In our previous blog, we created some understanding about amazon elastic load balancer, its features and applicability. We discussed about elastic load balancer’s classification as Classical load balancer and Application load balancer on a brief note. Here we will continue with creation of a HTTP classic load balancer and understanding its terminologies.
Getting Started With Classic Load Balancer
Classic load balancer distributes incoming application traffic, based on either application or network level information, across multiple EC2 instances in multiple Availability Zones. This increases the fault tolerance of your applications. Now, to create a HTTP classic load balancer, login to your AWS account and go to https://console.aws.amazon.com/ec2/ and select load balancers under the Load Balancing category.
As no load balancer exists, click on Create Load Balancer to create a new one.
Define load balancer name that would be running under Default VPC. It going to be an internet facing type, so Create an internal load balancer remains unchecked. Moving on the configuration of Listener Configuration, here listener is a process that checks for connection requests. It is configured with a protocol and a port for front-end (client to load balancer) connections, and a protocol and a port for back-end (load balancer to back-end instance) connections. In our setup, we will be having just HTTP load balancer protocol configured for listener. Also, choose the subnets for our load balancer by enabling advanced VPC configuration.

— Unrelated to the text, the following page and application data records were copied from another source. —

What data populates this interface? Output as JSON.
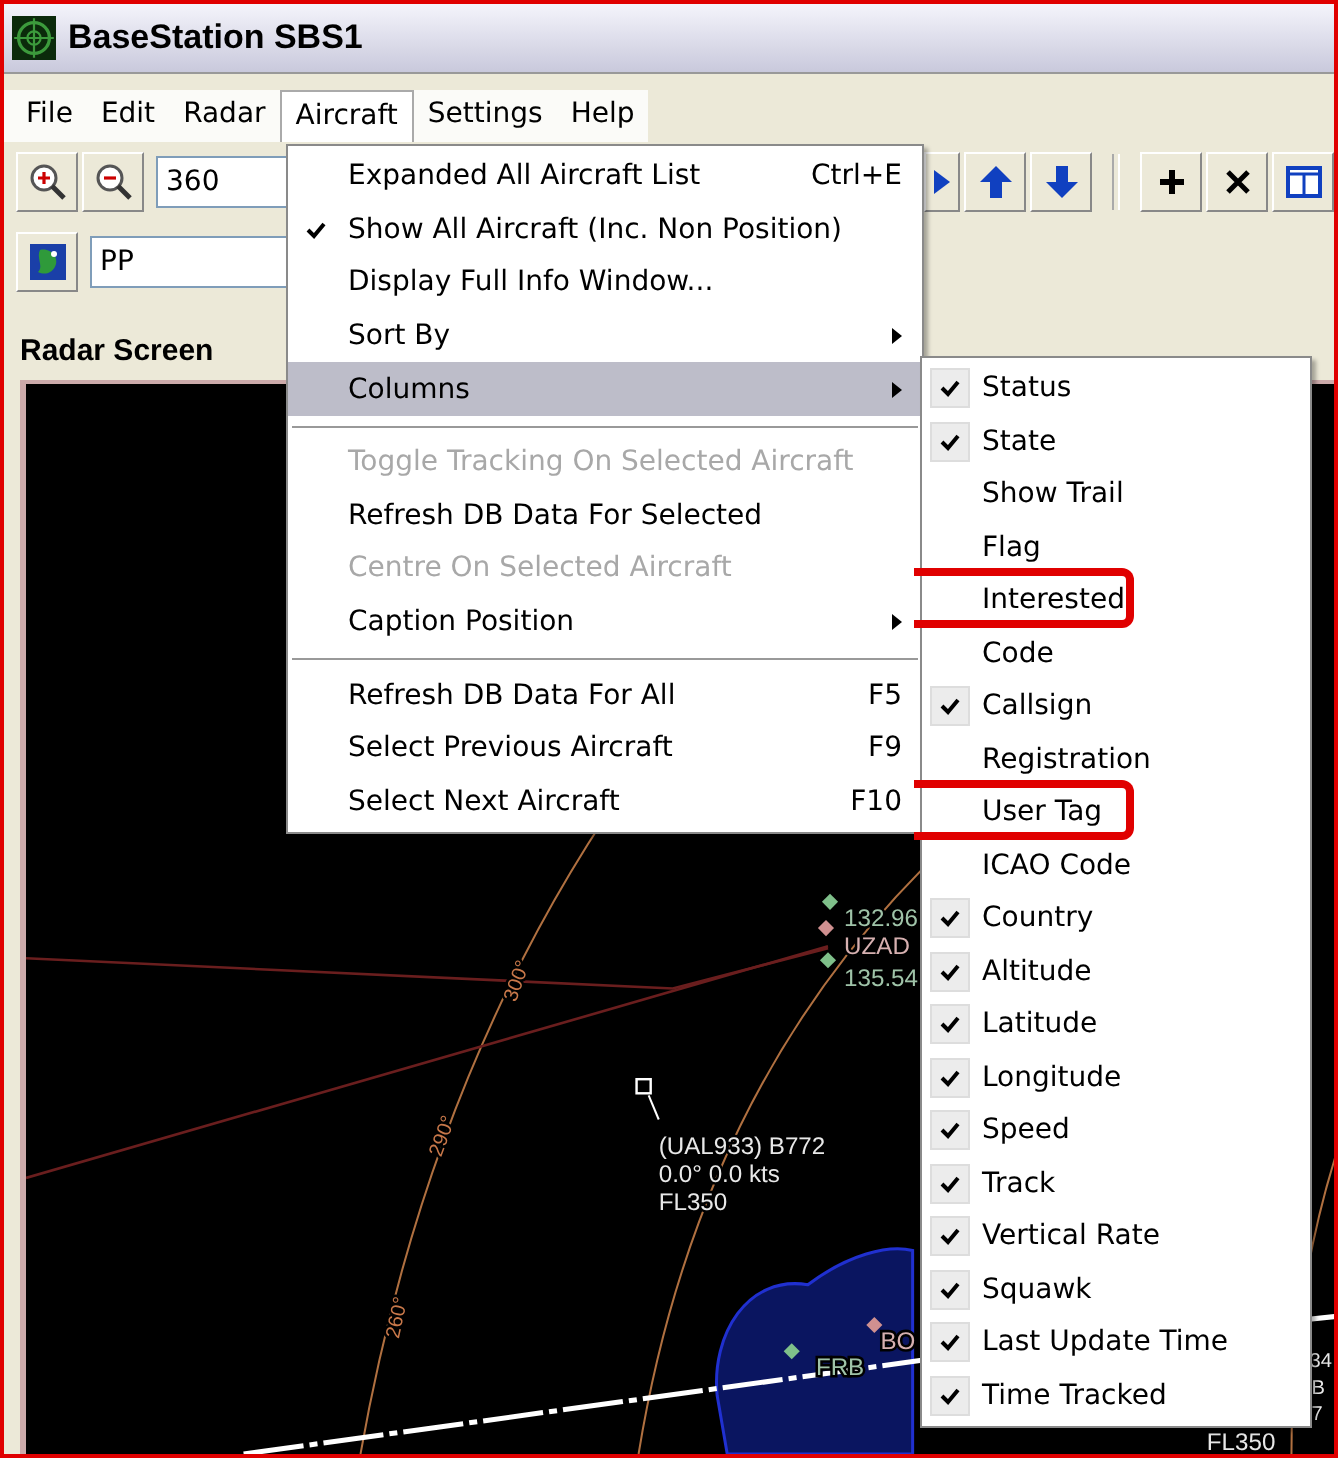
{
  "window": {
    "title": "BaseStation SBS1"
  },
  "menubar": [
    {
      "label": "File",
      "selected": false
    },
    {
      "label": "Edit",
      "selected": false
    },
    {
      "label": "Radar",
      "selected": false
    },
    {
      "label": "Aircraft",
      "selected": true
    },
    {
      "label": "Settings",
      "selected": false
    },
    {
      "label": "Help",
      "selected": false
    }
  ],
  "toolbar": {
    "range_field": {
      "value": "360"
    },
    "filter_field": {
      "value": "PP"
    }
  },
  "panel_title": "Radar Screen",
  "aircraft_menu": [
    {
      "kind": "item",
      "label": "Expanded All Aircraft List",
      "shortcut": "Ctrl+E",
      "checked": false,
      "disabled": false,
      "submenu": false,
      "selected": false
    },
    {
      "kind": "item",
      "label": "Show All Aircraft (Inc. Non Position)",
      "checked": true,
      "disabled": false,
      "submenu": false,
      "selected": false
    },
    {
      "kind": "item",
      "label": "Display Full Info Window...",
      "checked": false,
      "disabled": false,
      "submenu": false,
      "selected": false
    },
    {
      "kind": "item",
      "label": "Sort By",
      "checked": false,
      "disabled": false,
      "submenu": true,
      "selected": false
    },
    {
      "kind": "item",
      "label": "Columns",
      "checked": false,
      "disabled": false,
      "submenu": true,
      "selected": true
    },
    {
      "kind": "separator"
    },
    {
      "kind": "item",
      "label": "Toggle Tracking On Selected Aircraft",
      "checked": false,
      "disabled": true,
      "submenu": false,
      "selected": false
    },
    {
      "kind": "item",
      "label": "Refresh DB Data For Selected",
      "checked": false,
      "disabled": false,
      "submenu": false,
      "selected": false
    },
    {
      "kind": "item",
      "label": "Centre On Selected Aircraft",
      "checked": false,
      "disabled": true,
      "submenu": false,
      "selected": false
    },
    {
      "kind": "item",
      "label": "Caption Position",
      "checked": false,
      "disabled": false,
      "submenu": true,
      "selected": false
    },
    {
      "kind": "separator"
    },
    {
      "kind": "item",
      "label": "Refresh DB Data For All",
      "shortcut": "F5",
      "checked": false,
      "disabled": false,
      "submenu": false,
      "selected": false
    },
    {
      "kind": "item",
      "label": "Select Previous Aircraft",
      "shortcut": "F9",
      "checked": false,
      "disabled": false,
      "submenu": false,
      "selected": false
    },
    {
      "kind": "item",
      "label": "Select Next Aircraft",
      "shortcut": "F10",
      "checked": false,
      "disabled": false,
      "submenu": false,
      "selected": false
    }
  ],
  "columns_menu": [
    {
      "label": "Status",
      "checked": true,
      "highlighted": false
    },
    {
      "label": "State",
      "checked": true,
      "highlighted": false
    },
    {
      "label": "Show Trail",
      "checked": false,
      "highlighted": false
    },
    {
      "label": "Flag",
      "checked": false,
      "highlighted": false
    },
    {
      "label": "Interested",
      "checked": false,
      "highlighted": true
    },
    {
      "label": "Code",
      "checked": false,
      "highlighted": false
    },
    {
      "label": "Callsign",
      "checked": true,
      "highlighted": false
    },
    {
      "label": "Registration",
      "checked": false,
      "highlighted": false
    },
    {
      "label": "User Tag",
      "checked": false,
      "highlighted": true
    },
    {
      "label": "ICAO Code",
      "checked": false,
      "highlighted": false
    },
    {
      "label": "Country",
      "checked": true,
      "highlighted": false
    },
    {
      "label": "Altitude",
      "checked": true,
      "highlighted": false
    },
    {
      "label": "Latitude",
      "checked": true,
      "highlighted": false
    },
    {
      "label": "Longitude",
      "checked": true,
      "highlighted": false
    },
    {
      "label": "Speed",
      "checked": true,
      "highlighted": false
    },
    {
      "label": "Track",
      "checked": true,
      "highlighted": false
    },
    {
      "label": "Vertical Rate",
      "checked": true,
      "highlighted": false
    },
    {
      "label": "Squawk",
      "checked": true,
      "highlighted": false
    },
    {
      "label": "Last Update Time",
      "checked": true,
      "highlighted": false
    },
    {
      "label": "Time Tracked",
      "checked": true,
      "highlighted": false
    }
  ],
  "radar_labels": [
    {
      "kind": "angle",
      "text": "300°"
    },
    {
      "kind": "angle",
      "text": "290°"
    },
    {
      "kind": "angle",
      "text": "260°"
    },
    {
      "kind": "frequency",
      "text": "132.96"
    },
    {
      "kind": "waypoint",
      "text": "UZAD"
    },
    {
      "kind": "frequency",
      "text": "135.54"
    },
    {
      "kind": "aircraft",
      "text": "(UAL933) B772"
    },
    {
      "kind": "aircraft",
      "text": "0.0° 0.0 kts"
    },
    {
      "kind": "aircraft",
      "text": "FL350"
    },
    {
      "kind": "waypoint",
      "text": "BO"
    },
    {
      "kind": "frequency",
      "text": "FRB"
    },
    {
      "kind": "aircraft",
      "text": "34"
    },
    {
      "kind": "aircraft",
      "text": "B"
    },
    {
      "kind": "aircraft",
      "text": "7"
    },
    {
      "kind": "aircraft",
      "text": "FL350"
    }
  ]
}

We have selected subnets over all availability zones over US-east region. Moving on to assigning our security groups.
Elastic Load Balancing automatically checks the health of the EC2 instances for your load balancer. If Elastic Load Balancing finds an unhealthy instance, it stops sending traffic to the instance and reroutes traffic to healthy instances. In our configuration, Load balancer will ping on port 80 via HTTP protocol to our EC2 instances. It performs ping requests at the interval of 12 seconds and waits for 5 seconds before it closes the connection with the instances. It waits for 2 failed checks before it declares an instance as unhealthy. Also, it waits for 5 successful pings for considering an instance to be a healthy one. Now we will proceed with adding our EC2 instances.
Select the running instances that you want to be under elastic load balancing. As we have two instances running in two different availability zones, selecting both of them. We will also enable Cross-Zone Load Balancing and Connection Draining (setting it up to 300 seconds).
By default, your Classic Load Balancer distributes incoming requests evenly across its enabled Availability Zones. Cross-Zone load balancing reduces the need to maintain equivalent numbers of instances in each enabled Availability Zone, and improves your application’s ability to handle the loss of one or more instances. Also, taking about Connection Draining, to ensure that a Classic Load Balancer stops sending requests to instances that are unhealthy, while keeping the existing connections open, use connection draining. This enables the load balancer to complete in-flight requests made to instances that are unhealthy.
Now, adding tags with the load balancer as,
Our Elastic load balancer is all set up. Check out description of load balancer and you will find all details associated with it. DNS name is the name associated with our internet facing load balancer. Currently, as we can see in the status, no instances are in service as their still getting configured. After a while, we will find these instances in service. Make sure security groups of the load balancer and instances have permissions to access each other’s traffic.
So far we have discussed how to create our very first HTTP classic load balancer. In our next blog, we will explore more about amazon elastic load balancer